-- Opening Marker --

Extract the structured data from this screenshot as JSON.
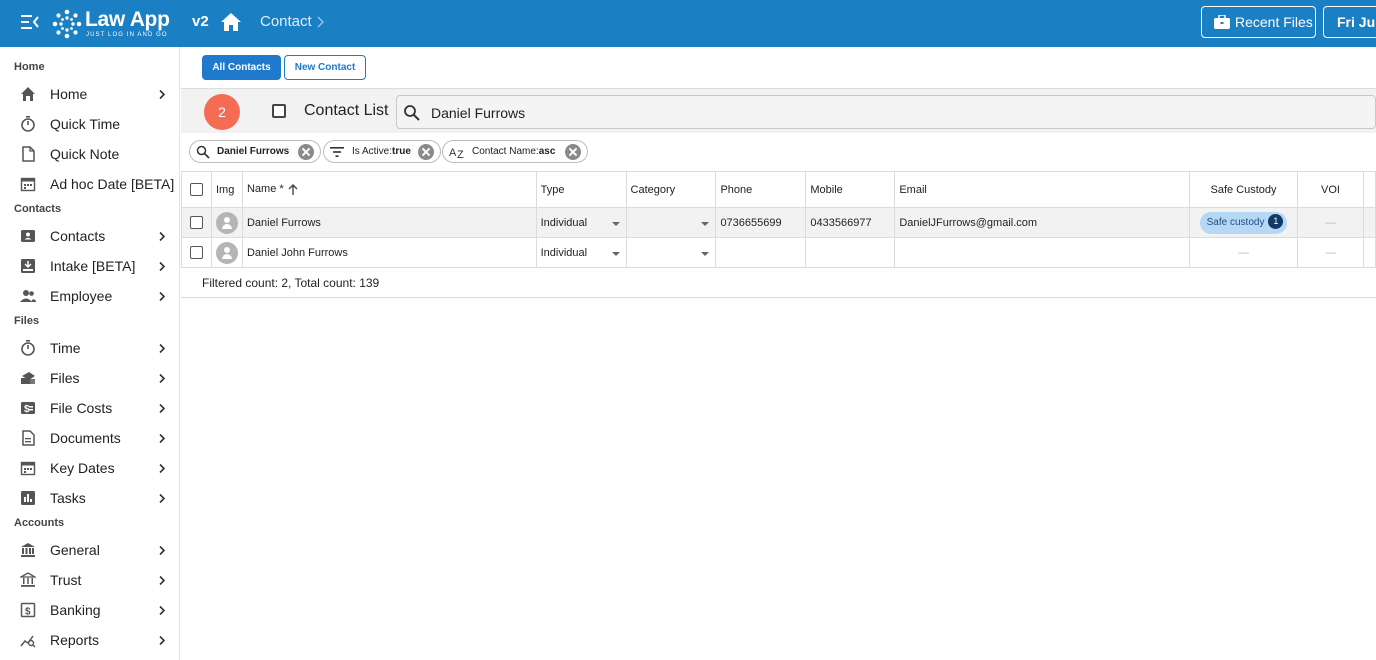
{
  "app": {
    "brand": "Law App",
    "tagline": "JUST LOG IN AND GO",
    "version": "v2",
    "breadcrumb": "Contact",
    "recent_files_label": "Recent Files",
    "date_label": "Fri Jul"
  },
  "sidebar": {
    "sections": [
      {
        "title": "Home",
        "items": [
          {
            "label": "Home",
            "icon": "home-icon",
            "chevron": true
          },
          {
            "label": "Quick Time",
            "icon": "stopwatch-icon",
            "chevron": false
          },
          {
            "label": "Quick Note",
            "icon": "note-icon",
            "chevron": false
          },
          {
            "label": "Ad hoc Date [BETA]",
            "icon": "calendar-icon",
            "chevron": false
          }
        ]
      },
      {
        "title": "Contacts",
        "items": [
          {
            "label": "Contacts",
            "icon": "contacts-icon",
            "chevron": true
          },
          {
            "label": "Intake [BETA]",
            "icon": "inbox-icon",
            "chevron": true
          },
          {
            "label": "Employee",
            "icon": "people-icon",
            "chevron": true
          }
        ]
      },
      {
        "title": "Files",
        "items": [
          {
            "label": "Time",
            "icon": "stopwatch-icon",
            "chevron": true
          },
          {
            "label": "Files",
            "icon": "files-icon",
            "chevron": true
          },
          {
            "label": "File Costs",
            "icon": "dollar-card-icon",
            "chevron": true
          },
          {
            "label": "Documents",
            "icon": "document-icon",
            "chevron": true
          },
          {
            "label": "Key Dates",
            "icon": "calendar-icon",
            "chevron": true
          },
          {
            "label": "Tasks",
            "icon": "tasks-chart-icon",
            "chevron": true
          }
        ]
      },
      {
        "title": "Accounts",
        "items": [
          {
            "label": "General",
            "icon": "bank-icon",
            "chevron": true
          },
          {
            "label": "Trust",
            "icon": "trust-bank-icon",
            "chevron": true
          },
          {
            "label": "Banking",
            "icon": "dollar-box-icon",
            "chevron": true
          },
          {
            "label": "Reports",
            "icon": "report-search-icon",
            "chevron": true
          }
        ]
      }
    ]
  },
  "tabs": {
    "all_contacts": "All Contacts",
    "new_contact": "New Contact"
  },
  "list": {
    "count": "2",
    "title": "Contact List",
    "search_value": "Daniel Furrows"
  },
  "filters": [
    {
      "prefix": "",
      "value": "Daniel Furrows",
      "icon": "search-icon"
    },
    {
      "prefix": "Is Active:",
      "value": "true",
      "icon": "filter-icon"
    },
    {
      "prefix": "Contact Name:",
      "value": "asc",
      "icon": "sort-az-icon"
    }
  ],
  "table": {
    "columns": {
      "img": "Img",
      "name": "Name *",
      "type": "Type",
      "category": "Category",
      "phone": "Phone",
      "mobile": "Mobile",
      "email": "Email",
      "safe_custody": "Safe Custody",
      "voi": "VOI"
    },
    "rows": [
      {
        "name": "Daniel Furrows",
        "type": "Individual",
        "category": "",
        "phone": "0736655699",
        "mobile": "0433566977",
        "email": "DanielJFurrows@gmail.com",
        "safe_custody_label": "Safe custody",
        "safe_custody_count": "1",
        "voi": "—"
      },
      {
        "name": "Daniel John Furrows",
        "type": "Individual",
        "category": "",
        "phone": "",
        "mobile": "",
        "email": "",
        "safe_custody_label": "—",
        "safe_custody_count": "",
        "voi": "—"
      }
    ]
  },
  "footer": {
    "counts": "Filtered count: 2, Total count: 139"
  },
  "colors": {
    "topbar": "#1b7fc4",
    "primary": "#1f79cc",
    "badge": "#f56c55",
    "safe_chip": "#b7d8f4"
  }
}
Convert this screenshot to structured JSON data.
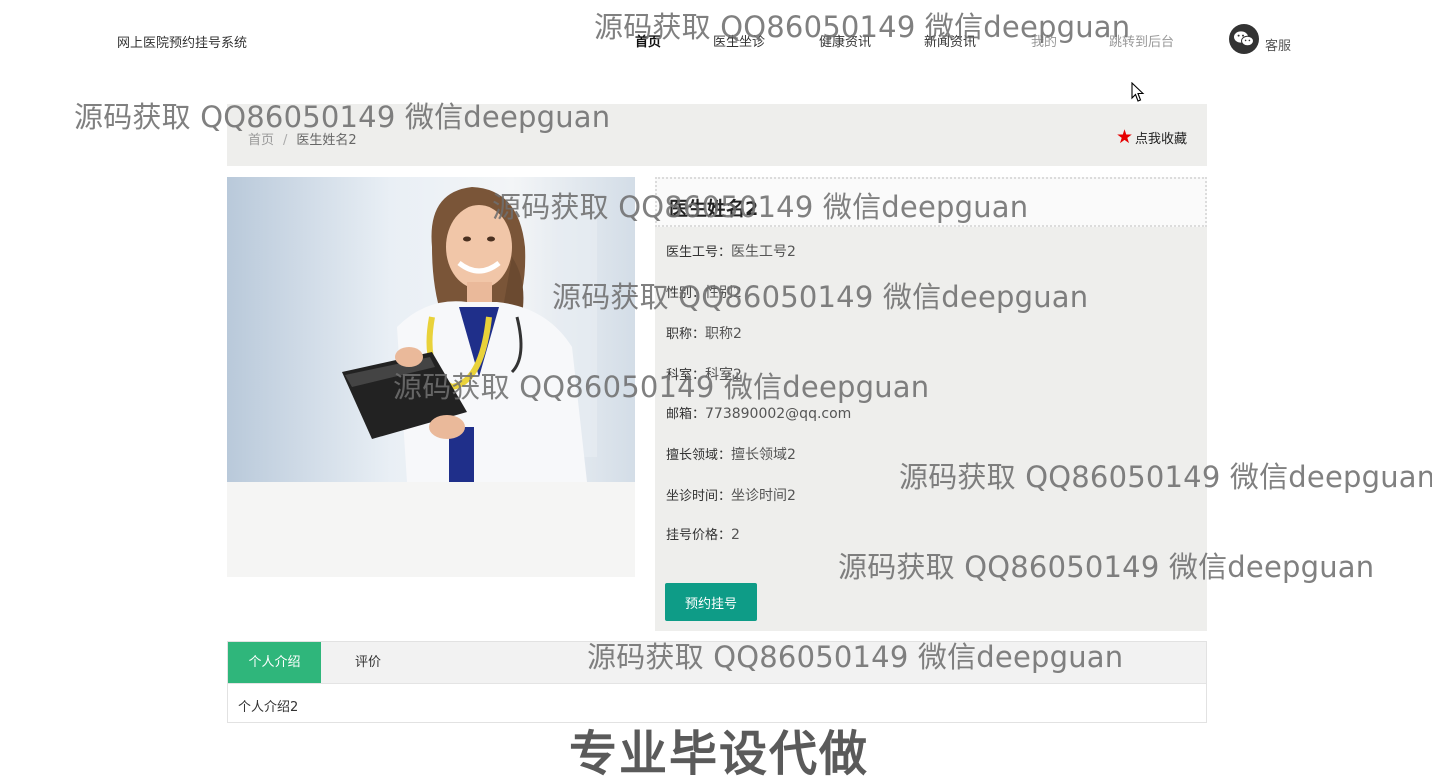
{
  "header": {
    "site_title": "网上医院预约挂号系统",
    "nav": [
      "首页",
      "医生坐诊",
      "健康资讯",
      "新闻资讯",
      "我的",
      "跳转到后台"
    ],
    "customer_service": "客服"
  },
  "breadcrumb": {
    "home": "首页",
    "separator": "/",
    "current": "医生姓名2"
  },
  "favorite_label": "点我收藏",
  "doctor": {
    "name": "医生姓名2",
    "fields": [
      {
        "label": "医生工号：",
        "value": "医生工号2"
      },
      {
        "label": "性别：",
        "value": "性别2"
      },
      {
        "label": "职称：",
        "value": "职称2"
      },
      {
        "label": "科室：",
        "value": "科室2"
      },
      {
        "label": "邮箱：",
        "value": "773890002@qq.com"
      },
      {
        "label": "擅长领域：",
        "value": "擅长领域2"
      },
      {
        "label": "坐诊时间：",
        "value": "坐诊时间2"
      },
      {
        "label": "挂号价格：",
        "value": "2"
      }
    ],
    "book_button": "预约挂号"
  },
  "tabs": {
    "items": [
      "个人介绍",
      "评价"
    ],
    "active_content": "个人介绍2"
  },
  "watermarks": {
    "text": "源码获取 QQ86050149 微信deepguan",
    "banner": "专业毕设代做"
  },
  "colors": {
    "accent_teal": "#0e9c87",
    "tab_green": "#2fb67b",
    "star_red": "#e60000"
  }
}
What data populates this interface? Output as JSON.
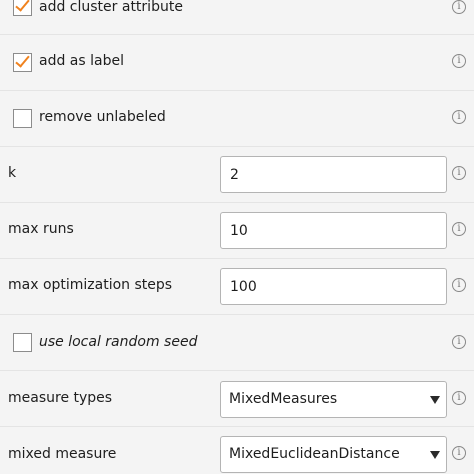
{
  "parameters": {
    "add_cluster_attribute": {
      "label": "add cluster attribute",
      "checked": true
    },
    "add_as_label": {
      "label": "add as label",
      "checked": true
    },
    "remove_unlabeled": {
      "label": "remove unlabeled",
      "checked": false
    },
    "k": {
      "label": "k",
      "value": "2"
    },
    "max_runs": {
      "label": "max runs",
      "value": "10"
    },
    "max_optimization_steps": {
      "label": "max optimization steps",
      "value": "100"
    },
    "use_local_random_seed": {
      "label": "use local random seed",
      "checked": false
    },
    "measure_types": {
      "label": "measure types",
      "selected": "MixedMeasures"
    },
    "mixed_measure": {
      "label": "mixed measure",
      "selected": "MixedEuclideanDistance"
    }
  },
  "info_icon_glyph": "i",
  "colors": {
    "checkmark": "#f0821e",
    "panel_background": "#f4f4f4",
    "field_border": "#b4b4b4"
  },
  "icons": [
    "checkbox-checked-icon",
    "info-icon",
    "dropdown-caret-icon"
  ]
}
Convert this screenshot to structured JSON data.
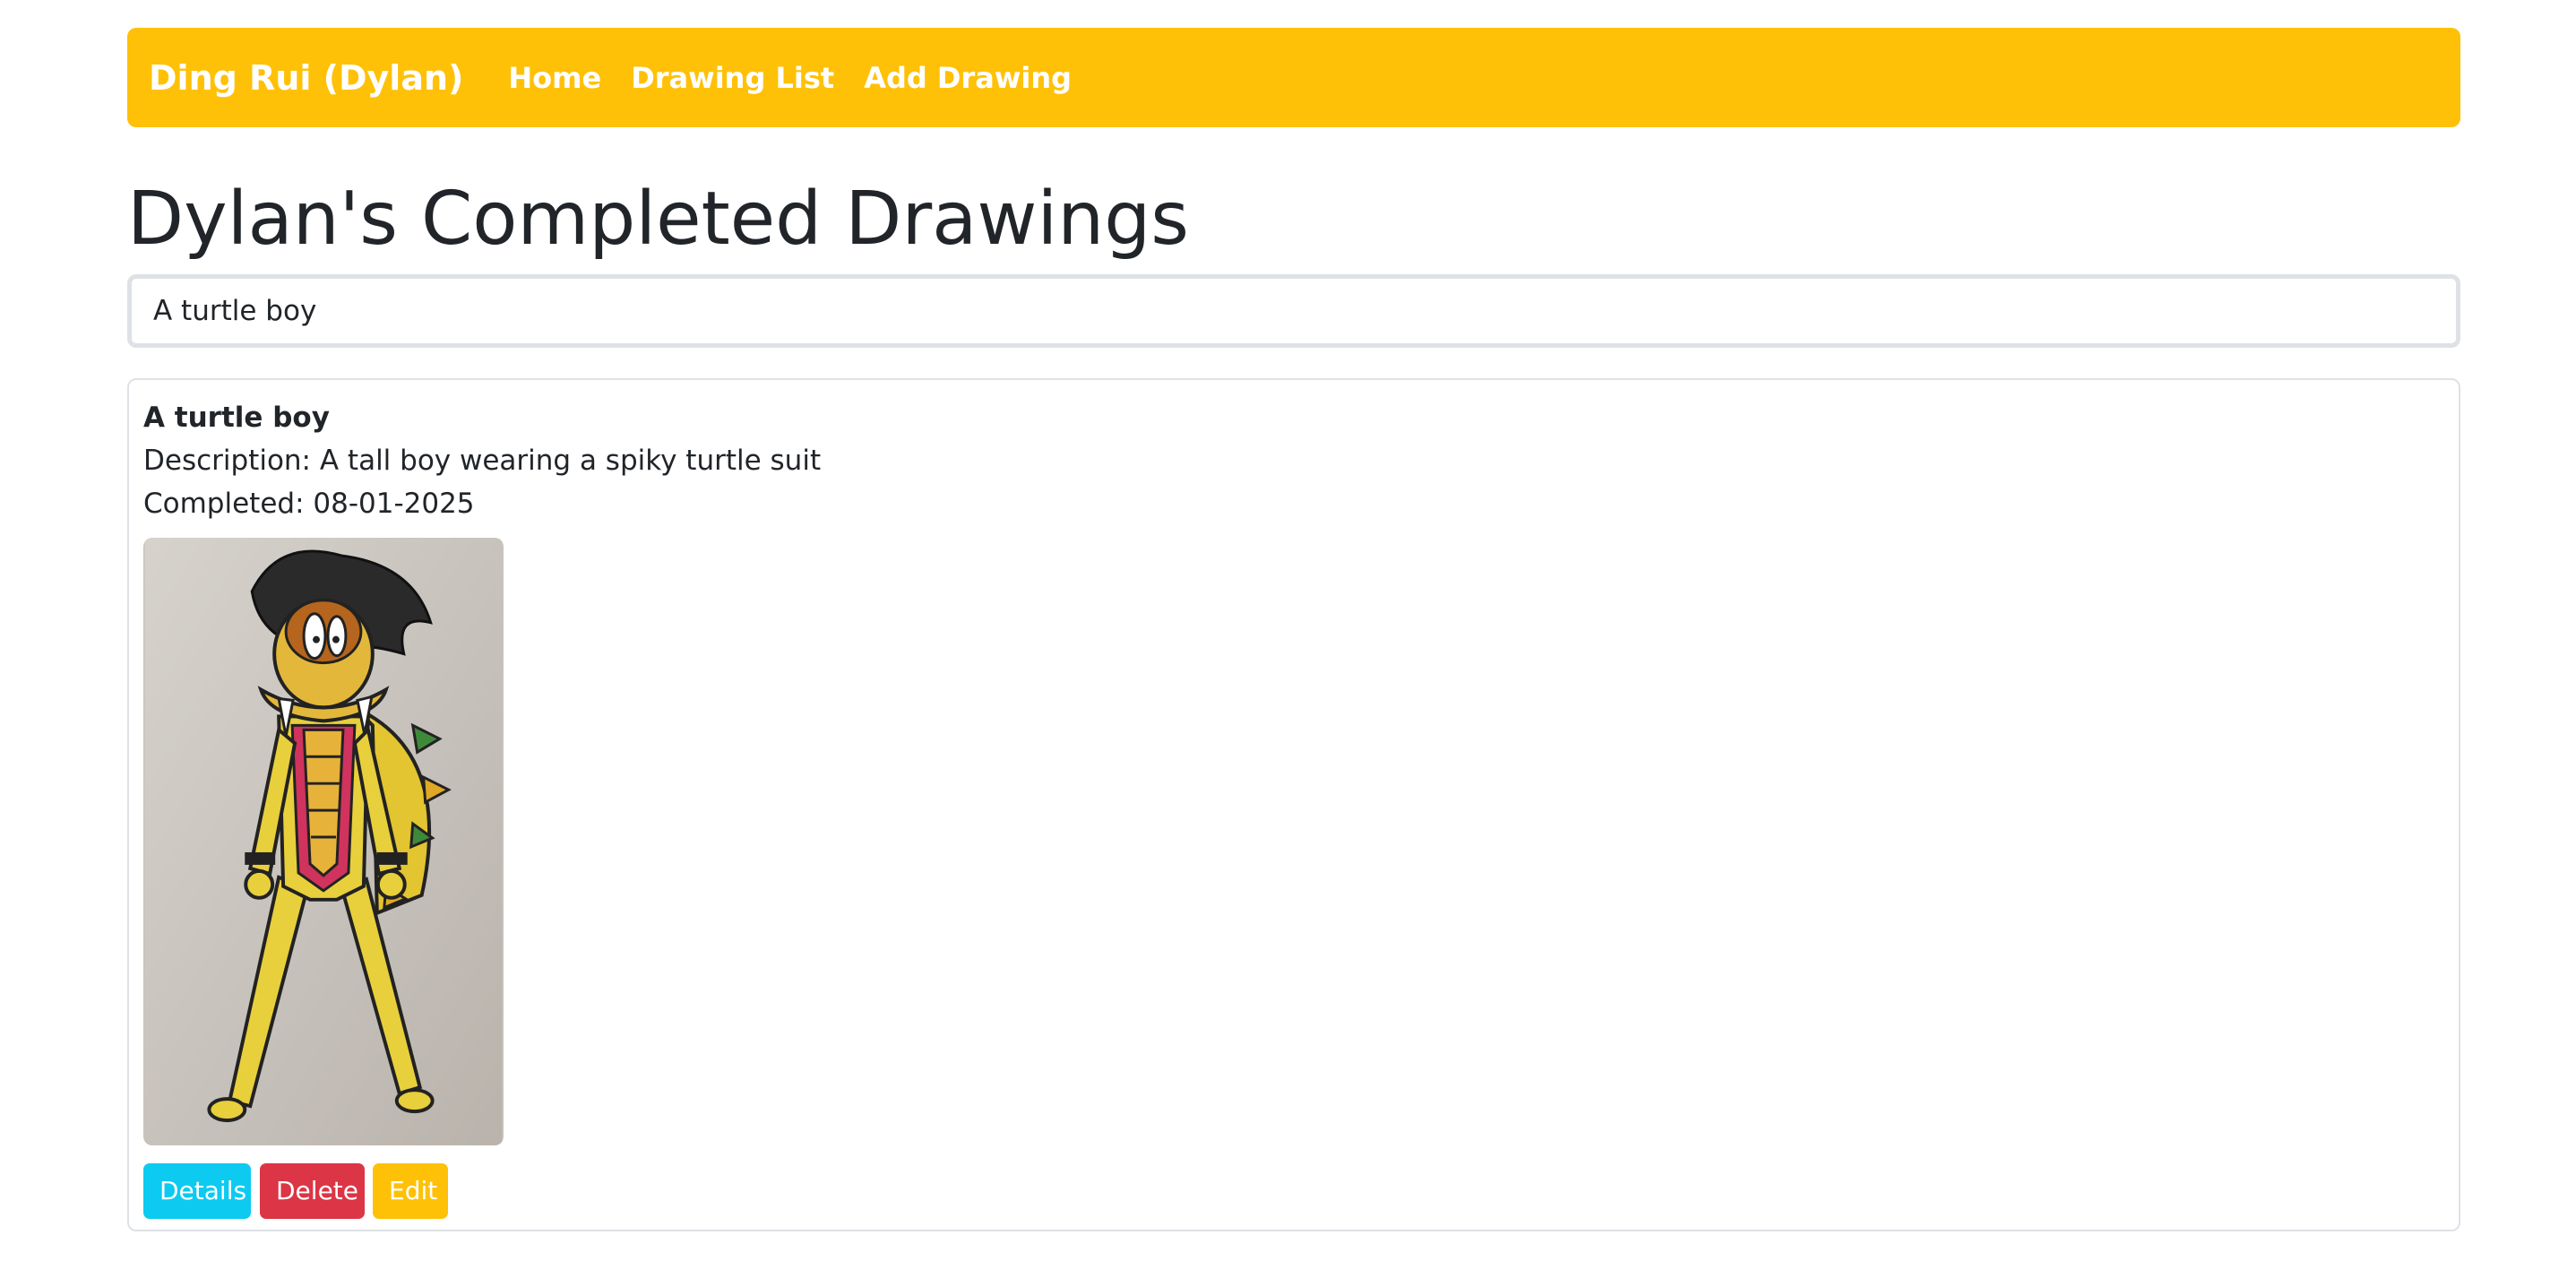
{
  "navbar": {
    "brand": "Ding Rui (Dylan)",
    "links": [
      {
        "label": "Home"
      },
      {
        "label": "Drawing List"
      },
      {
        "label": "Add Drawing"
      }
    ],
    "color": "#ffc107"
  },
  "main": {
    "title": "Dylan's Completed Drawings"
  },
  "search": {
    "value": "A turtle boy"
  },
  "results": [
    {
      "title": "A turtle boy",
      "description": "Description: A tall boy wearing a spiky turtle suit",
      "completed": "Completed: 08-01-2025",
      "image_subject": "pencil drawing of a boy in a yellow turtle costume with a spiked shell",
      "buttons": {
        "details": "Details",
        "delete": "Delete",
        "edit": "Edit"
      }
    }
  ],
  "colors": {
    "accent": "#ffc107",
    "details": "#0dcaf0",
    "delete": "#dc3545",
    "edit": "#ffc107"
  }
}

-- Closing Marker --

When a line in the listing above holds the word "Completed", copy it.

    "title": "Dylan's Completed Drawings"
      "completed": "Completed: 08-01-2025",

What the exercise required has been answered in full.